elasticsearch is a wrapper around Lucene that supports distributed, scalable search, particularly compatible with Amazon’s EC2 setup. The fun part about elasticsearch is the installation and setup (on a Mac):

step 1) download it.
step 2) unzip that file.
step 3) go to that directory and run bin/elasticsearch

Done. Ready to go. Proceed with inserting data.

Except! (There’s always a catch.) At startup, elasticsearch goes out and looks around your network for other computers running elasticsearch. If it finds one with the same cluster name, it’ll hook up, and poof! two elasticsearch clusters become one. Any data you insert will be visible to your fellow developers who are also fooling around. Or testers, if it’s running on a test box. This can freak you out when you’re not expecting it. Therefore:

step 2a) in config/elasticsearch.yml, the first setting is cluster.name. Change the value from “elasticsearch” to something uniquely yours.

Once you’ve changed your config, you’ll need to shut down your elasticsearch cluster:

curl localhost:9200/_shutdown -XPOST

then do ‘ps -ef | grep elasticsearch’ to make sure it’s dead. Kill the process if it is still running. (Yes, you can disable that easy-peasy command for production.)
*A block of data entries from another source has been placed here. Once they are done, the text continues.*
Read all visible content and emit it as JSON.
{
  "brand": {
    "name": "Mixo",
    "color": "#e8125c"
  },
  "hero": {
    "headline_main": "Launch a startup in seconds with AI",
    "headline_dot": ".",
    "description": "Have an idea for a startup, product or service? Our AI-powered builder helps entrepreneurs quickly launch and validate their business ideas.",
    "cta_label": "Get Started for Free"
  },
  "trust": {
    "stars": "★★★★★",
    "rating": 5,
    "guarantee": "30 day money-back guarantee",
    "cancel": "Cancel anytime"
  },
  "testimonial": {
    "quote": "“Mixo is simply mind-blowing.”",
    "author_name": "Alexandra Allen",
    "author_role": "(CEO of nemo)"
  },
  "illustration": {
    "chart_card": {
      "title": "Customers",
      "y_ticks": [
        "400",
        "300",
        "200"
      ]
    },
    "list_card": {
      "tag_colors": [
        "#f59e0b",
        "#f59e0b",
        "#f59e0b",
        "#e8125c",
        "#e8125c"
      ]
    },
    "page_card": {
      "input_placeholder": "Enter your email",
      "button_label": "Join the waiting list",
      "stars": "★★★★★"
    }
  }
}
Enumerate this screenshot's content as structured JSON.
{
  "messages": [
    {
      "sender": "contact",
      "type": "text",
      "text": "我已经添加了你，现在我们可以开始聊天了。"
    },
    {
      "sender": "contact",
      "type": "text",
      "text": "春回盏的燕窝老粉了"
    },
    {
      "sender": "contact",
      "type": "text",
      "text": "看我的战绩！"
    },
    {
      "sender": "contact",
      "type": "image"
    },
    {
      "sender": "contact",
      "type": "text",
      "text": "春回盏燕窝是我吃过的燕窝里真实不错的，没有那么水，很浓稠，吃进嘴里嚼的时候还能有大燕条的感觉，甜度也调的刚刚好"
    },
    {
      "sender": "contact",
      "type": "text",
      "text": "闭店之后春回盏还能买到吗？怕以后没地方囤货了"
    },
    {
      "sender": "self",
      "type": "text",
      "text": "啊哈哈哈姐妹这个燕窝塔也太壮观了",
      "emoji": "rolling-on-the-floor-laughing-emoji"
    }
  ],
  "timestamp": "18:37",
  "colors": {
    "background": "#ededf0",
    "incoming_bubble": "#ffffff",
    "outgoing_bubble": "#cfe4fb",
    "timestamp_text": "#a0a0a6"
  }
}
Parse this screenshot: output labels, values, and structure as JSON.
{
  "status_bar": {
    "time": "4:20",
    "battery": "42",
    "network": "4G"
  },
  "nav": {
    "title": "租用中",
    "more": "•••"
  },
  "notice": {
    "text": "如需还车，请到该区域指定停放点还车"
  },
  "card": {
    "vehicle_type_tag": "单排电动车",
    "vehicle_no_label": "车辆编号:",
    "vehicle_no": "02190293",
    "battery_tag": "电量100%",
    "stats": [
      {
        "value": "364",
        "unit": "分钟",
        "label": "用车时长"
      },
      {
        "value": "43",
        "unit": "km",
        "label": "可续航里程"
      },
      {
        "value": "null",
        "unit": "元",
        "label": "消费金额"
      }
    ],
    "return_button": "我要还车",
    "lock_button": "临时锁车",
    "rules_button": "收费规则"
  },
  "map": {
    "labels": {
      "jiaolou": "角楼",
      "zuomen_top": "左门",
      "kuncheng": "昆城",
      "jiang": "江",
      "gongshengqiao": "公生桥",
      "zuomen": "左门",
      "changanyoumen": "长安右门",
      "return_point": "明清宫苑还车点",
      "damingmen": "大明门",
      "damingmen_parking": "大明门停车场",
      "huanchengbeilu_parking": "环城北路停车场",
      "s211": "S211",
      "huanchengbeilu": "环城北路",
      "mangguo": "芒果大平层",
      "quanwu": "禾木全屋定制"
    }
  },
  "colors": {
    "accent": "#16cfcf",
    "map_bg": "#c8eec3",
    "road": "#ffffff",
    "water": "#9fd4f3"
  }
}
Like any framework, elasticsearch is very easy to use as long as you stick with the default settings. To use elasticsearch for real, you need to think about indexes, documents, mappings, analyzers, filters, nodes, clusters, shards, and probably more concepts I haven’t encountered yet. However, the reasonable defaults and smart initialization mean that you don’t have to think about any of these right away. We can get the product up and running for proof of concept with very little effort and customize it in our own sweet time.